Perishable Cargo Centre (PCC) has been taken over by CONCOR in the year
2011 from Siliguri Jalpaiguri Development Authority. The facility has been
developed by Central Railside Warehouse Company Limited (CRWCL) at
Ratanpur in Singur on Railway Land.

Location of the Project: The facility has been developed at a total of 1700 sqm.
area and is located at Ratanpur in Singur (West Bengal) on Railway Land.

Facilities Available: Total Storage Area is 1361.76 Sqm


There are total of 18 chambers located 6 chambers each at Ground Floor, 1 st
Floor and 2nd Floor. Average volume of each chamber is 430 cubic metrs. Thus
total space in all chambers is 7885.654 cubic metrs.

Refrigeration Installations:
Total capacity/load – 58 TR (204 KW)
No. of chillers - 3 (including one standby)
No. of air cooling units per chamber - 2 Nos.

Other salient features:


Total area of site : 1700 sqm.
Total area of the cold storage : 1361.76 sqm.
Total capacity of cold storage : 1430 MT (1000 MT for Potatoes
& 430 MT for fruits & vegetables
PC C Ghazipur
Perishable Cargo Centre (PCC) is being developed at Ghat Railway Station of
Ghazipur District in Uttar Pradesh to facilitate local farmers for perishable for
perishable logistics for fruit & vegetables so that they can market their produce in
metro markets.

Location of the Project: The facility is under development stages in 2500 sqm.
area and is located 7 kms away from Ghazipur City, adjoining Ghat Railway
Station, Ghazipur, UP.

Facilities Available:
(a) Cold Rooms : 4 Nos. of capacity 100 MT each
(Total capacity 400 MT)
(b) Ripening Rooms : 4 nos. of capacity 5 MT each
(Total capacity 20 MT)
(c) Pack House : 1 (16.5 mtr. x 17.5 mtr.)
Total 288 sq. mtrs.
Sindhudurg(Maharashtra)
• Up gradation of Mango Pack House at Deogad, Tehsil, SIndhudurg,
Maharashtra at an estimated cost of Rs. 68 lakh has been approved by
Competent Authority for taking up un CSR of CONCOR as this activity can
be covered under CONCOR CSR policy and Companies Act 2013.
• The facility is suitable for sorting grading and packing of mangoes for
export to European countries.

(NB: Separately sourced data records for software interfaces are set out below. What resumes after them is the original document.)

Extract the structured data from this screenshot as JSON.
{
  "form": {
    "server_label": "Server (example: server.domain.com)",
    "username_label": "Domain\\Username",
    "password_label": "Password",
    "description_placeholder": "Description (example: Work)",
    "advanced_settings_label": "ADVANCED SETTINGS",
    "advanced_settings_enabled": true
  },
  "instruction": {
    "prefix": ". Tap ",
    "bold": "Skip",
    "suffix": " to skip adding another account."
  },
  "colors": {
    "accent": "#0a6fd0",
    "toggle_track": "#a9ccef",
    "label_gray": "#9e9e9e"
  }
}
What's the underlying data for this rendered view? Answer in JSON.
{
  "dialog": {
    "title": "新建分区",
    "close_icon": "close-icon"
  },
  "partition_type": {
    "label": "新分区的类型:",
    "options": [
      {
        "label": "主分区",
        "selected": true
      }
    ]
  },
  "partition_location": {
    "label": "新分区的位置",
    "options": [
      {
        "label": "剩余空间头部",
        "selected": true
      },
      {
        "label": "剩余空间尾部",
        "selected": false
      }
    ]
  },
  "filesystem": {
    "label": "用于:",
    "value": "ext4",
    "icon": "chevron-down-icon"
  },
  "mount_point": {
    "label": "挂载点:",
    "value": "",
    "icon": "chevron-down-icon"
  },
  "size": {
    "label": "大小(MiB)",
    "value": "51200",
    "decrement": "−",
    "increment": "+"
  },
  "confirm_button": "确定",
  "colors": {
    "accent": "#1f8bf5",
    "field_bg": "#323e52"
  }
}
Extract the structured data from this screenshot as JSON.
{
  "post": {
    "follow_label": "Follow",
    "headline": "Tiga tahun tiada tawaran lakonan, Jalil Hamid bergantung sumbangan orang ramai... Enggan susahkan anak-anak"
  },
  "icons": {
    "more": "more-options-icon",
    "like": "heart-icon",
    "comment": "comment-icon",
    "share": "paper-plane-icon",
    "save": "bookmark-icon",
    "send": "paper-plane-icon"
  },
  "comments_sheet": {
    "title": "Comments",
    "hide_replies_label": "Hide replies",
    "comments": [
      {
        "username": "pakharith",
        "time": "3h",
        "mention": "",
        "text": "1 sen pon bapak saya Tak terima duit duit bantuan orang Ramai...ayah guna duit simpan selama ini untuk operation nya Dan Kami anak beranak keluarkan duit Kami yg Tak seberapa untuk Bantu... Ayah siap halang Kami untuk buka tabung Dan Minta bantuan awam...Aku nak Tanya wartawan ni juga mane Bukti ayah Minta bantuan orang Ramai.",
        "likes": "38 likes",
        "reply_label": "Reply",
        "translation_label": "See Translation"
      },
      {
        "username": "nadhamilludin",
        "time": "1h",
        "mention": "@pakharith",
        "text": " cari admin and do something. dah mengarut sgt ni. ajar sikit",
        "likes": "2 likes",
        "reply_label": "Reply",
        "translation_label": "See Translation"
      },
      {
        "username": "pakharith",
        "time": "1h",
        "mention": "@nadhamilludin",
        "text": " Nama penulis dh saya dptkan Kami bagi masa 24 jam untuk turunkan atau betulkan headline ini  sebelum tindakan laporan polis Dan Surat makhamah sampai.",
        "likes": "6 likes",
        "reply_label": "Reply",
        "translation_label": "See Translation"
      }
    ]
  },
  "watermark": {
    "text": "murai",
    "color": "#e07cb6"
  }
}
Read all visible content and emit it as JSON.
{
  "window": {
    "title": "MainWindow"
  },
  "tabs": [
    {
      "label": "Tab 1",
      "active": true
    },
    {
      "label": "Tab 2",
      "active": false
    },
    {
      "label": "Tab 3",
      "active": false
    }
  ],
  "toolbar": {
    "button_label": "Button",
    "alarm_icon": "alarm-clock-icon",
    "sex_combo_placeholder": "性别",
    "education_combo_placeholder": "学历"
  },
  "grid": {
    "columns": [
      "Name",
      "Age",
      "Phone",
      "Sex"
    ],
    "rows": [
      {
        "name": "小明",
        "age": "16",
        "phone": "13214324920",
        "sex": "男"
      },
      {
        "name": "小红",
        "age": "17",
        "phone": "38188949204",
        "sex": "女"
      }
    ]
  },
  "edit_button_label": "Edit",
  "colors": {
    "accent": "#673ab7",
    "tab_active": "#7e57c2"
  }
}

• The foundation stone was laid by the Hon. MR on 19.6.2016 from Goa
through video conferencing
CONCOR’s Future Strategy
• Cold Chain business in the country is at under-developed stage.
• Most of cold chain businesses if run stand-alone as well as
fragmented chains, are not financially viable.
• Govt. of India is promoting the industry by way of extending
financial assistance in the form of subsidy, soft loans and grants.
• CONCOR need to connect all cold chain projects by integrating and
utilizing the existing network with logistics(rail & road) on pan India
basis.
• Also filling blank spots by hiring/developing cold stores.
• GST expected to be implemented by GOI soon, may help in
developing cold chain business and may attract more FDI in the
retail sector.
• CONCOR is in the process of leasing out FHEL &CPC Azadpur
Conclusion
Indian supply chain of fruits and vegetables or
perishables is at nascent stage whereas the
word supply chain in developed countries is
much ahead of us. lot of improvement need be
done in Indian supply chain in terms of
efficiency and investment to make it a world
class supply chain with the use of technology
and collaboration among the value chain
partners.
Thank you